PORTLAND — Washington state lawmakers are very familiar with the type of cap-and-trade bill to combat climate change that in Oregon led 11 Republican state senators to walk out and leave the state in a dramatic effort to block a vote.
During the past decade, two Washington Democratic governors — Christine Gregoire and Jay Inslee — pushed unsuccessfully to pass similar legislation that would create a tightening cap on carbon emissions and then auction off pollution permits. And a veteran state Democratic senator from Seattle who introduced a cap-and-trade bill during the last session is poised to resubmit a proposal in 2020 when the Legislature reconvenes in Olympia.
“We are in the battle now, and it will take time,” state Sen. Reuven Carlyle said. “But I am absolutely committed to the bill.”
Carlyle next year is expected to face determined opposition from Washington Republican lawmakers as the two major parties — nationally and at the state level — continue to be largely at odds over the need for government action to crack down on carbon and other fossil-fuel emissions that drive climate change.
But Carlyle will not have to contend with an Oregon-style walkout to thwart a vote.
Washington is one of 44 states to mandate that a majority of senators be on hand for a vote, according to the National Conference of State Legislatures — rather than the two-thirds majority that Oregon requires to be present for a vote on Senate legislation.
Even without such tactics, actions such as cap-and-trade, which attempts to clamp down on fossil-fuel use by putting a price on carbon pollution, have been a political hurdle in the Pacific Northwest.

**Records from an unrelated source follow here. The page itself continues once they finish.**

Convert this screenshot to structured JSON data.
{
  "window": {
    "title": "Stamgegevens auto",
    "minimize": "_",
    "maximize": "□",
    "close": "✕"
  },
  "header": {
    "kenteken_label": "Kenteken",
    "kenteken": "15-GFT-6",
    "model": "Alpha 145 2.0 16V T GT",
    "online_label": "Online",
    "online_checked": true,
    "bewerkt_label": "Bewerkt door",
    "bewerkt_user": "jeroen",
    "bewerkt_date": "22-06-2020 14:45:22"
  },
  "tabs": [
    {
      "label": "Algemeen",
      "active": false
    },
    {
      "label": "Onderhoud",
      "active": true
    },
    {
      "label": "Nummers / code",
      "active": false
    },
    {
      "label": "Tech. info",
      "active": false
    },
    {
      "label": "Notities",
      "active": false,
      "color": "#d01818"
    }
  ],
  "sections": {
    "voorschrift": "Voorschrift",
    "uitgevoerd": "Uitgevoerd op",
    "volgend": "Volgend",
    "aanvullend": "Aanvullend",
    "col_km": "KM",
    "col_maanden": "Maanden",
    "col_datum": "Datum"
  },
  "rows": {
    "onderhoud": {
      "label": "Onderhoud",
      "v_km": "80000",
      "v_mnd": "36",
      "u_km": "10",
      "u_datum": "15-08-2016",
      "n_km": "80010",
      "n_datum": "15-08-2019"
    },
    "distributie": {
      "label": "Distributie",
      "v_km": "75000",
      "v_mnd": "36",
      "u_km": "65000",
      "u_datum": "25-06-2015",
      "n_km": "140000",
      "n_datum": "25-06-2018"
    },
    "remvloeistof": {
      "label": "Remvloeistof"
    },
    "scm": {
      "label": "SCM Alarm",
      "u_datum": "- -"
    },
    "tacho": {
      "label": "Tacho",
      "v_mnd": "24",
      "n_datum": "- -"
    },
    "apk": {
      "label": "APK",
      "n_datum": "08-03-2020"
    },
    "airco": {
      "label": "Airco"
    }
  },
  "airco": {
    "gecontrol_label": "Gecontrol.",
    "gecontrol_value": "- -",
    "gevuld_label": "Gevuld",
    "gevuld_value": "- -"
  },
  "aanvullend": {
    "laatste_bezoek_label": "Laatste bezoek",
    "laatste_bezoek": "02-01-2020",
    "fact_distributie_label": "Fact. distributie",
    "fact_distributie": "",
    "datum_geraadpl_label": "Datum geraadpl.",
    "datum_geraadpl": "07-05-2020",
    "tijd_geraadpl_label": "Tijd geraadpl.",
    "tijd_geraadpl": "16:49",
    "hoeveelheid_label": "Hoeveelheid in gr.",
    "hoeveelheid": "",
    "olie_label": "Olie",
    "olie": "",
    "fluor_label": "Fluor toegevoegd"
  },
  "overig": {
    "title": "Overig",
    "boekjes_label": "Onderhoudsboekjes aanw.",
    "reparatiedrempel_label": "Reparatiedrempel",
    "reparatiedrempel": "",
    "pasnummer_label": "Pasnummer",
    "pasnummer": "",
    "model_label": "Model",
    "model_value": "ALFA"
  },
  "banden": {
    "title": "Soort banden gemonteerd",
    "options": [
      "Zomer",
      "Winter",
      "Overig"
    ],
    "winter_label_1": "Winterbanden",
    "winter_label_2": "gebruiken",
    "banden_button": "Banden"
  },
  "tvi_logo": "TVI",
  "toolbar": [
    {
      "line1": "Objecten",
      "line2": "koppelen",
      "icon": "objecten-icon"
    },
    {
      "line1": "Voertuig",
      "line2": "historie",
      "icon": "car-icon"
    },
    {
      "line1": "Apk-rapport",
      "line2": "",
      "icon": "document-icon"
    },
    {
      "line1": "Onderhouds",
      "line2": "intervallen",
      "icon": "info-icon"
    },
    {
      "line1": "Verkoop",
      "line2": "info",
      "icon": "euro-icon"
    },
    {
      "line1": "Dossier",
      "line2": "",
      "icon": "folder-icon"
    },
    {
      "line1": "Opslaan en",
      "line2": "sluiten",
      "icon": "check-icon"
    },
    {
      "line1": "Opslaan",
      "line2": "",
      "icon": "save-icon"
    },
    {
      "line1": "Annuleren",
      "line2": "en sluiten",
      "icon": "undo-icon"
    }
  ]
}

Inslee’s 2015 cap-and-trade bill never got floor votes in the House or Senate. Since then, Washington has twice rejected carbon pricing in the form of a tax or fee on pollution, and that double-dose of defeat on the ballot has helped make some Democratic legislators wary of that pricing approach to reducing carbon pollution.
Inslee, who is running for president on a climate-change platform, focused during the 2019 session on regulatory measures, such as the successful passage of a law to phase out fossil fuels in power production.
In Oregon, cap-and-trade legislation, House Bill 2020, has been a focal point of the Democrats’ action plan to combat climate change through carbon pricing.
On Tuesday, Sen. Peter Courtney, the Oregon state Senate president, said the House bill did not have enough support to pass during the session that ends Sunday, June 30, and that dynamic would not change in the days ahead.
His statement implied that some Senate Democrats would join Republicans in voting against House Bill 2020. That could set the stage for an end to the Republican walkout that began Thursday.
Courtney, in his remarks to Democratic senators, talked passionately about the need to move forward with votes on other pending legislation involving education, public safety and “dealing with those in our society who need help.”
Republicans appear wary and bitter about the war-of- words that has resulted from their walkout.
On Wednesday, Oregon Senate Minority Leader Herman Baertschiger said that he and his Republican colleagues are looking for assurances that there are enough votes from Democrats to kill the bill, and that they will talk about a way forward via teleconferences.
“Republicans want to come back … We do not want to stay out. But we got to be assured that we don’t get hoodwinked,’ Baertschiger said in an interview with KAJO-AM radio in Grants Pass.
Courtney also is facing backlash from the bill’s supporters.
Some environmental advocates dispute Courtney’s assessment of the votes. They want a Senate vote on cap-and-trade to be called should Republicans return.
“Make them vote and answer to their voters, and Oregon’s children,” said Tera Hurst, executive director of Renew Oregon, a group pushing for the bill.
If the legislation dies, it will represent another setback for carbon pricing in the Pacific Northwest.
Carbon pricing is intended to accelerate the shift to cleaner forms of energy by making it increasingly expensive to continue relying on fossil fuels. The Oregon legislation sets a target of reducing carbon emissions by 80 percent, by 2050. That would take emissions down to 1990 levels.
Some of the usual players in combating carbon pricing — oil-industry groups — have stayed in the background this year in Oregon. “While our members had concerns about specific elements of this cap-and-trade bill, we did not actively oppose the legislation,” said Catherine Reheis-Boyd, president of the Western States Petroleum Association in a statement to The Seattle Times.
Oregon Democrats, meanwhile, sought to blunt the criticism from rural Oregon, the timber industry and other industry groups with measures to ease the bite on low-income residents and some industries. But the concessions did not go far enough to forestall the Republican walkout, which underscored the deep political divide over climate change and quickly gained national attention.
On Monday, Carlyle remained confident that cap-and-trade will take hold in the Northwest.
Meanwhile, Washington Republican Sen. Doug Ericksen, of Ferndale, applauded the walkout by Oregon Republicans.
” I think you need to have people who will say we need to slow this down, take a look at what it’s doing to the economy. And that’s what they are doing,” Ericksen said.